BRIEF
Each line of the data below that carries the word "this" needs to be copied.

EXERCISE DATA
■ ■ ■ ■

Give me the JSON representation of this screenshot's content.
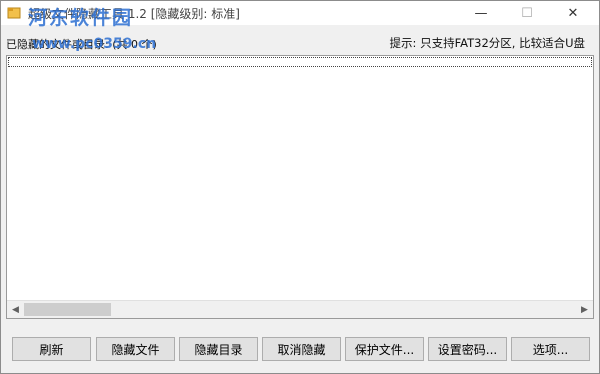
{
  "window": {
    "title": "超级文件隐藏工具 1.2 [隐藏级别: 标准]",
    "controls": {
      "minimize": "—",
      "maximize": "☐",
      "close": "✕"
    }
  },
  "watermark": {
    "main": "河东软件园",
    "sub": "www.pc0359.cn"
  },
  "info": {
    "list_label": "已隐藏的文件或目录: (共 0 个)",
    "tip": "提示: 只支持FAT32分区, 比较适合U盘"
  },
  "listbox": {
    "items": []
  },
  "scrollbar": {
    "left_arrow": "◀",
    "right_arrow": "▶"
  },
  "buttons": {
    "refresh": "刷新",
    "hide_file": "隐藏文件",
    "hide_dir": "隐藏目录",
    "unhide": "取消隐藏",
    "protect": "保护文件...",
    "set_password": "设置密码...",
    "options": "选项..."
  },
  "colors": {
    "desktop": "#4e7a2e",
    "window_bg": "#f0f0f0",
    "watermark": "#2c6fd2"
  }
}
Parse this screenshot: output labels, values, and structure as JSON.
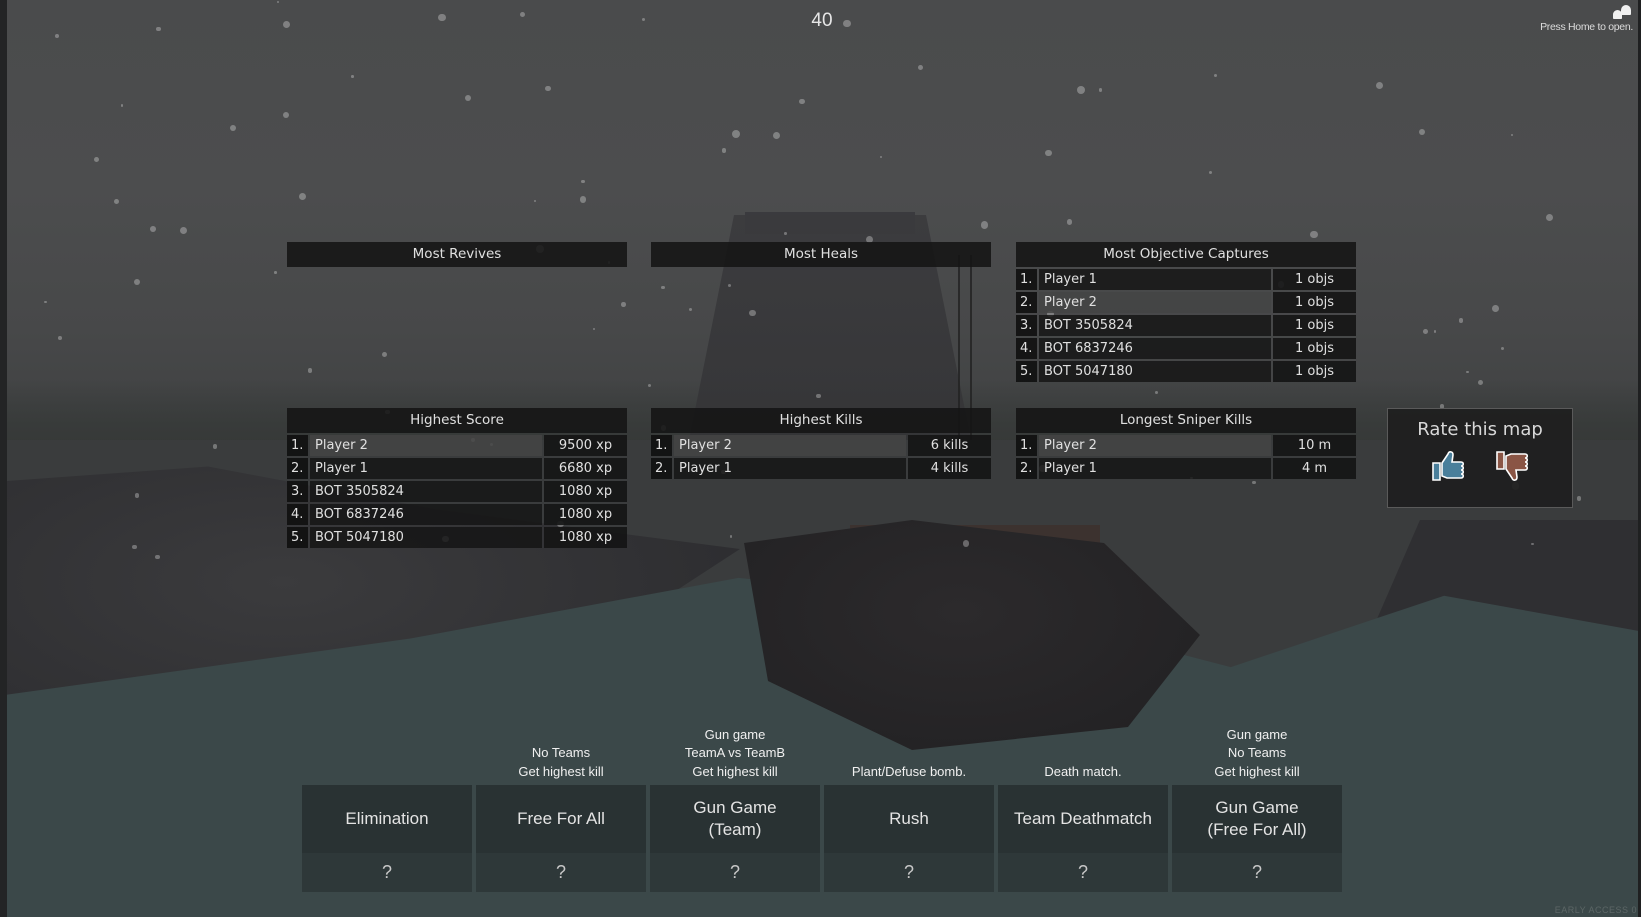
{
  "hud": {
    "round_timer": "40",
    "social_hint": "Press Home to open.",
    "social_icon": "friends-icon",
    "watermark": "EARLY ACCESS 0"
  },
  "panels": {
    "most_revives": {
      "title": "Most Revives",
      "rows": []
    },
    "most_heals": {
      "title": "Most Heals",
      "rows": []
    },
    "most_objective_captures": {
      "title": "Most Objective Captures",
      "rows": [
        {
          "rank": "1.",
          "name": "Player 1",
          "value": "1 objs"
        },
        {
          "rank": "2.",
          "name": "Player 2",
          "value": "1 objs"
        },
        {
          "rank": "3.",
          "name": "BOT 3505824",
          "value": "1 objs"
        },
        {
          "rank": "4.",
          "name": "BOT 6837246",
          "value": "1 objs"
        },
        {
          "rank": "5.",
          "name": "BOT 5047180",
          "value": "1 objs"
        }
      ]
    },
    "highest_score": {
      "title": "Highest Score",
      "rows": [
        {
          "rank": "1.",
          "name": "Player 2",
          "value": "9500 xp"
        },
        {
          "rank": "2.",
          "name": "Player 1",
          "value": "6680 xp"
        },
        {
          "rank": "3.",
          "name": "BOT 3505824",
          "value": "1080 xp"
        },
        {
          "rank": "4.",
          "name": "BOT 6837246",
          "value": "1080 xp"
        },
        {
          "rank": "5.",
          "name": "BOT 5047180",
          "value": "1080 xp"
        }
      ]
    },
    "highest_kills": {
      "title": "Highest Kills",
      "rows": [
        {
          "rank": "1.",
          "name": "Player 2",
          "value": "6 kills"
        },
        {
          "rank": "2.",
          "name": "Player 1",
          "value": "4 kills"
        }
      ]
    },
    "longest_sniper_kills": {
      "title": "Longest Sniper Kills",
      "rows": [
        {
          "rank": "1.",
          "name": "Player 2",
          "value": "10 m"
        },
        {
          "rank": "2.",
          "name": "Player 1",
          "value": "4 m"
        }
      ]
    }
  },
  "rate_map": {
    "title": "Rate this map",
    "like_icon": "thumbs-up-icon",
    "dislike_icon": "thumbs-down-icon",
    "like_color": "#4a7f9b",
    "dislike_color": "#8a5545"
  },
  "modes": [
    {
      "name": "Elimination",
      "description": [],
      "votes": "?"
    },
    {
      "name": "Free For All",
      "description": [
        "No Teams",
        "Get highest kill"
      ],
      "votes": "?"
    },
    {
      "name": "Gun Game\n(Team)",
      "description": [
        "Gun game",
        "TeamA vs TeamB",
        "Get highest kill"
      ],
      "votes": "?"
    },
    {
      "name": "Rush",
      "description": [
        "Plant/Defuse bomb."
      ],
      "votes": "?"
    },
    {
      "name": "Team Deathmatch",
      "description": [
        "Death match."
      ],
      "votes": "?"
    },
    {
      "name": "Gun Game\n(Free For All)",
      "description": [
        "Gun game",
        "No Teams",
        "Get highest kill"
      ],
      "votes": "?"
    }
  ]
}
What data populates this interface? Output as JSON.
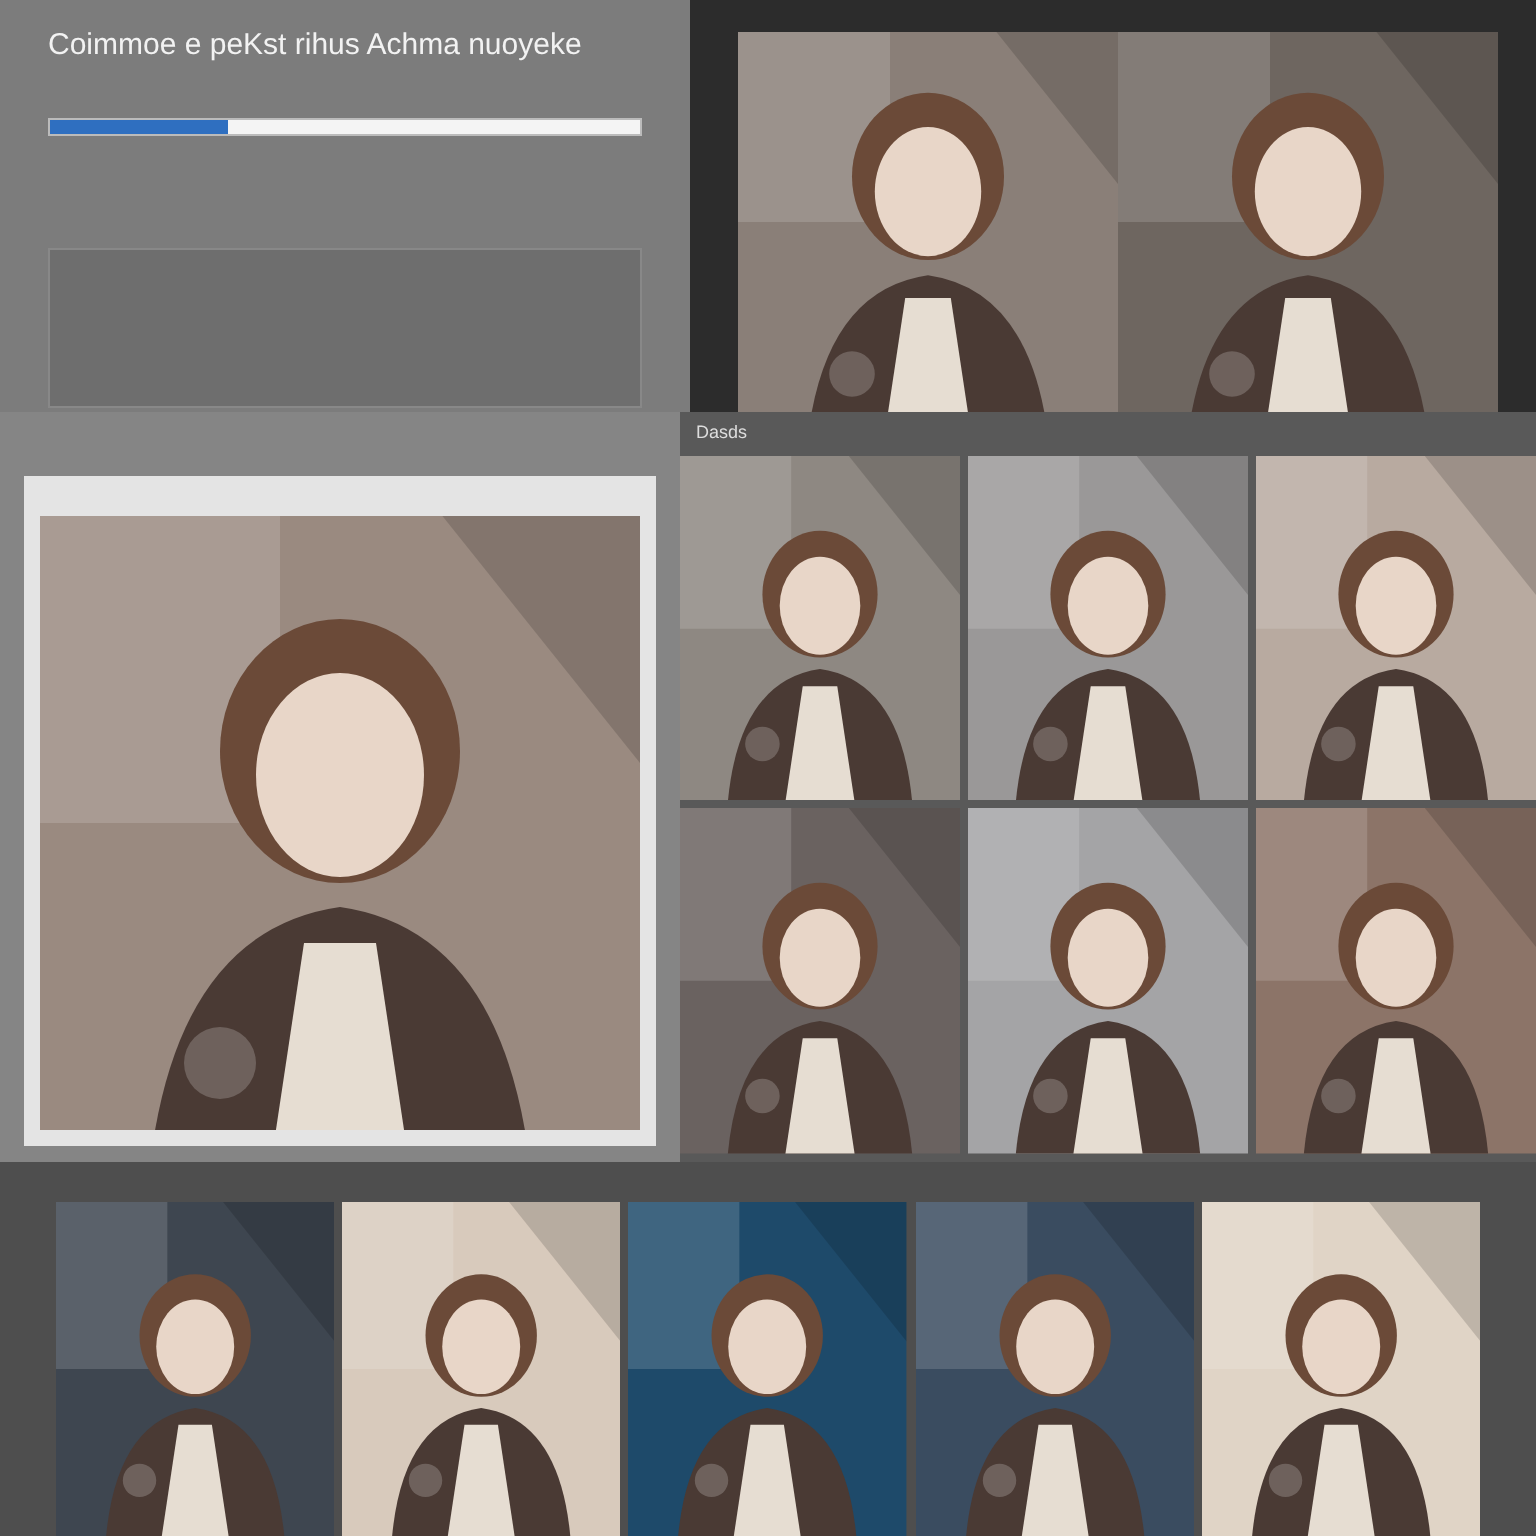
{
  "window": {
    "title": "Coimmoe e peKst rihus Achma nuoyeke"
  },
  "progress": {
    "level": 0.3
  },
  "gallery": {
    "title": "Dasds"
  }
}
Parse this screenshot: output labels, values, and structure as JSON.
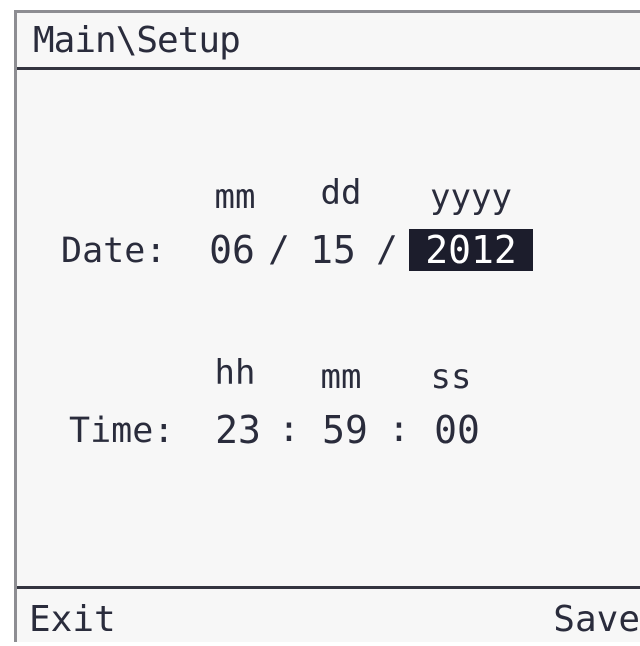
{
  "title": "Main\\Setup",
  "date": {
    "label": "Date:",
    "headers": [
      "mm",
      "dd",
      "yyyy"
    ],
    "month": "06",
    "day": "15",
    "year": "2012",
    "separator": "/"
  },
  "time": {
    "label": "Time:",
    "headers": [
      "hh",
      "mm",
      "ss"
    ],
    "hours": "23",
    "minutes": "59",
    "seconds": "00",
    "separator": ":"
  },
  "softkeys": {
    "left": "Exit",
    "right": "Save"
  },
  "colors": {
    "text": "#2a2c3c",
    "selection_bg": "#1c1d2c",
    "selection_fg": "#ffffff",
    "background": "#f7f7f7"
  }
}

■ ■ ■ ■

REPLY TO THE TASK
Give me the JSON representation of this screenshot's content.
Parse this screenshot: output labels, values, and structure as JSON.
    "title": "Rate this map",
What data populates this interface? Output as JSON.
Parse this screenshot: output labels, values, and structure as JSON.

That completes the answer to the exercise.